- The movie was filmed in various locations across the state of Indiana.
- Barry Gray originally wrote the script as its own original action movie, titled “No Turning Back”, which focused on a black marine returning from duty in the Persian Gulf. When Phillip Rhee got a hold of it, he was so impressed that he not only produced and directed it, but also felt it would be great as the third “Best of the Best” film. Deborah Scott was subsequently hired to rewrite the script to fit in within the “Best of the Best” series.
- Eric Roberts was offered the chance to reprise his role of Alex Grady from the first two “Best of the Best” films, but he declined, feeling that Alex offered nothing to the story of the film, and in fact would undermine Tommy Lee’s story.
- “I’m Homey, the Killer Clown.” – Tommy (while fighting several of Hansen’s followers in a clown suit.)
- “Just remember, your blood is as red as mine.” – Tommy (to Donnie Hansen at a town hall meeting.)
- “Now, we’ll see what color your blood is.” – Donnie Hansen (pulling out a knife during his final fight with Tommy.)
Film Rating: 7/10

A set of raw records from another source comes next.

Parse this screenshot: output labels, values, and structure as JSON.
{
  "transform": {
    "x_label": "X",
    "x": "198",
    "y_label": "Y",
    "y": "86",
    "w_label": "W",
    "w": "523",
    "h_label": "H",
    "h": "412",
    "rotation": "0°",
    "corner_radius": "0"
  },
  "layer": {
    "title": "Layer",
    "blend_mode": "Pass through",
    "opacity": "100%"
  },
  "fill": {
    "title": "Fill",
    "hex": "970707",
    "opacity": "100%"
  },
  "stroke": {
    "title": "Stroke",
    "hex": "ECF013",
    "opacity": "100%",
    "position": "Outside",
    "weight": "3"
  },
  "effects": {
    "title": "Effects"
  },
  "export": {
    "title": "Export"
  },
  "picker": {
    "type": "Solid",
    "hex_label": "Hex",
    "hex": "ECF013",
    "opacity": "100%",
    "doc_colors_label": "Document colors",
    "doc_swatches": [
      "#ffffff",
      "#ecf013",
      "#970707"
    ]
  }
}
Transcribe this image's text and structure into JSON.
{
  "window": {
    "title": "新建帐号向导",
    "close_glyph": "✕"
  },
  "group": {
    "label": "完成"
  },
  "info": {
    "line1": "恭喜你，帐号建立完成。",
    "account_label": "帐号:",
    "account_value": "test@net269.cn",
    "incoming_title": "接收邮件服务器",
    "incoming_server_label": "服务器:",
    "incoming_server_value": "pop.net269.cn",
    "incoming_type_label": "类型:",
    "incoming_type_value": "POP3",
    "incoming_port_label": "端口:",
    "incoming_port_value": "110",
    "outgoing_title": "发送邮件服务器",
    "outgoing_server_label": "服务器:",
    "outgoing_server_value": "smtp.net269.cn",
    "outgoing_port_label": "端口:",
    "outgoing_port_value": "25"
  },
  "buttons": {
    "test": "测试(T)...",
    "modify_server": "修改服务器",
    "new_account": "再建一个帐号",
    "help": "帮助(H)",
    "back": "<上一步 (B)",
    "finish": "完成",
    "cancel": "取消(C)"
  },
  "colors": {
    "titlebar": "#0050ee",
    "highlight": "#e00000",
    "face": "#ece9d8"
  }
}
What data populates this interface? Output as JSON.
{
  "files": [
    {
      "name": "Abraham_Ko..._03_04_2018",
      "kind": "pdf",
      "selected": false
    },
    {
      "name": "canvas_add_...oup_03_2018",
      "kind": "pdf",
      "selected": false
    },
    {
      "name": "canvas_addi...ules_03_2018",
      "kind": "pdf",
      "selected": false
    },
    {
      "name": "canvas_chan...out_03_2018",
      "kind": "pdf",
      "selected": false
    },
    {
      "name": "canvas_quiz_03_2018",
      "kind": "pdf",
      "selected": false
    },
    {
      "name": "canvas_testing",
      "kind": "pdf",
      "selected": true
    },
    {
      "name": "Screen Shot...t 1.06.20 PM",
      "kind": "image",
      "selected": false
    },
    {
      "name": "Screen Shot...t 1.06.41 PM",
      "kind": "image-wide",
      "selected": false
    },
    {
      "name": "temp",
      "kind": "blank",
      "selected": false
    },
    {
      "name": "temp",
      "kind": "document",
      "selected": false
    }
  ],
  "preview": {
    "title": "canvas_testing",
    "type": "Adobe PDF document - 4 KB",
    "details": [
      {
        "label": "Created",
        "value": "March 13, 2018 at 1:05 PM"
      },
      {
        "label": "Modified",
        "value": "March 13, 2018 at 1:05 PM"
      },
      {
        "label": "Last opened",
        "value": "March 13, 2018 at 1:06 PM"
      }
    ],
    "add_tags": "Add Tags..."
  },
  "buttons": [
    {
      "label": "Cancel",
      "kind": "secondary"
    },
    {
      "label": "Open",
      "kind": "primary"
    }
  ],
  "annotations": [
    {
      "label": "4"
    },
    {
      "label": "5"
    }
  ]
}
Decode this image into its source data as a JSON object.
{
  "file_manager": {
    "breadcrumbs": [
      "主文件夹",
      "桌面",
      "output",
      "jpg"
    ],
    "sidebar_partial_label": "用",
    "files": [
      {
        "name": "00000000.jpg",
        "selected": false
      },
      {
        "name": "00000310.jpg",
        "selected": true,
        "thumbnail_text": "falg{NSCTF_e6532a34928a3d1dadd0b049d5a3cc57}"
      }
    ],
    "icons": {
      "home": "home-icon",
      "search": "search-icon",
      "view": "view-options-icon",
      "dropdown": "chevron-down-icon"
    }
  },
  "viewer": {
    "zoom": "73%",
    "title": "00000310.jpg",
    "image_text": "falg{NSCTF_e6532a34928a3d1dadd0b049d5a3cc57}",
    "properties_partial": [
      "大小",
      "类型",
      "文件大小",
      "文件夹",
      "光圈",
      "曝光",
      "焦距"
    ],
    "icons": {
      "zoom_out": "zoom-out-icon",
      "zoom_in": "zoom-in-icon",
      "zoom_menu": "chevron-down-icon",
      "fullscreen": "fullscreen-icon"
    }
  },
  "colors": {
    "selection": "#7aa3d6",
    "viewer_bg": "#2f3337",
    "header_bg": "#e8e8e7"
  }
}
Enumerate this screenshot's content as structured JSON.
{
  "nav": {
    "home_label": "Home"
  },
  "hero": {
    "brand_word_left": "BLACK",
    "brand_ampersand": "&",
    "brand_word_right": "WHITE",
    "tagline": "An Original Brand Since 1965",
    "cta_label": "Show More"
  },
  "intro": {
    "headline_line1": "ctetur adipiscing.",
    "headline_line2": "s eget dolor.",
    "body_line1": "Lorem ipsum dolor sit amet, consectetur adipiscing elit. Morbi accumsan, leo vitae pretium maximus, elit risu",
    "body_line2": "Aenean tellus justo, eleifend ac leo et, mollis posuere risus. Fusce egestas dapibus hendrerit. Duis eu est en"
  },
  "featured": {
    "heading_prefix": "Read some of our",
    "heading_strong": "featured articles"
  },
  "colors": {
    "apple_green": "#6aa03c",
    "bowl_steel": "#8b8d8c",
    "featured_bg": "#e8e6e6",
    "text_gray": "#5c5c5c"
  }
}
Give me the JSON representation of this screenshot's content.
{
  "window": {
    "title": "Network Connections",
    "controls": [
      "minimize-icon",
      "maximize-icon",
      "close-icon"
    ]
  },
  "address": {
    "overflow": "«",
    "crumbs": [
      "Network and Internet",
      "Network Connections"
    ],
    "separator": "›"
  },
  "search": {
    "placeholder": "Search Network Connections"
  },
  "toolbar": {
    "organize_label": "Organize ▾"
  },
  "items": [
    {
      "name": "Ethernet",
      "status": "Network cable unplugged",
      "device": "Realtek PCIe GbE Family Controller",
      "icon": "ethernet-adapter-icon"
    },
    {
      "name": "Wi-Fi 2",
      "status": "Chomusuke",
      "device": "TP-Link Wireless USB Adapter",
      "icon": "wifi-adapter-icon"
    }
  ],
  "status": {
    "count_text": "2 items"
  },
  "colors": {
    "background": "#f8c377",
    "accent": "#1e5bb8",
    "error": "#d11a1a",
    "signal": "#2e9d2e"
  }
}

Seen “Best of the Best 3”, what do you most remember about it 23 years on; what are some of your best moments from the franchise? Let us know in the comments below; Like, share and join in the conversation with us on Facebook and follow us on Twitter & Instagram. (Bitten by the bug to BE YOUR BEST? Then be sure to check out KFK’s FU-pendous interview exclusives and movie reviews!)